Problem details:
Write the data out again in full, with no departure from the original.

++++++++++

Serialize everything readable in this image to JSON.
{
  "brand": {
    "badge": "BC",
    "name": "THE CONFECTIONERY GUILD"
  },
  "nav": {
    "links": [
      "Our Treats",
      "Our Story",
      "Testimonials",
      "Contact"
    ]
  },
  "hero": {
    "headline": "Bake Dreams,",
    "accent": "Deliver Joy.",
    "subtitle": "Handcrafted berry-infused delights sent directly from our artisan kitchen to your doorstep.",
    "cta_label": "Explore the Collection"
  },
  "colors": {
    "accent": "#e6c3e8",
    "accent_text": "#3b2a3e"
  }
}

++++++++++

Answer for this exercise:
Serialize everything readable in this image to JSON.
{
  "brand": {
    "badge": "BC",
    "name": "THE CONFECTIONERY GUILD"
  },
  "nav": {
    "links": [
      "Our Treats",
      "Our Story",
      "Testimonials",
      "Contact"
    ]
  },
  "hero": {
    "headline": "Bake Dreams,",
    "accent": "Deliver Joy.",
    "subtitle": "Handcrafted berry-infused delights sent directly from our artisan kitchen to your doorstep.",
    "cta_label": "Explore the Collection"
  },
  "colors": {
    "accent": "#e6c3e8",
    "accent_text": "#3b2a3e"
  }
}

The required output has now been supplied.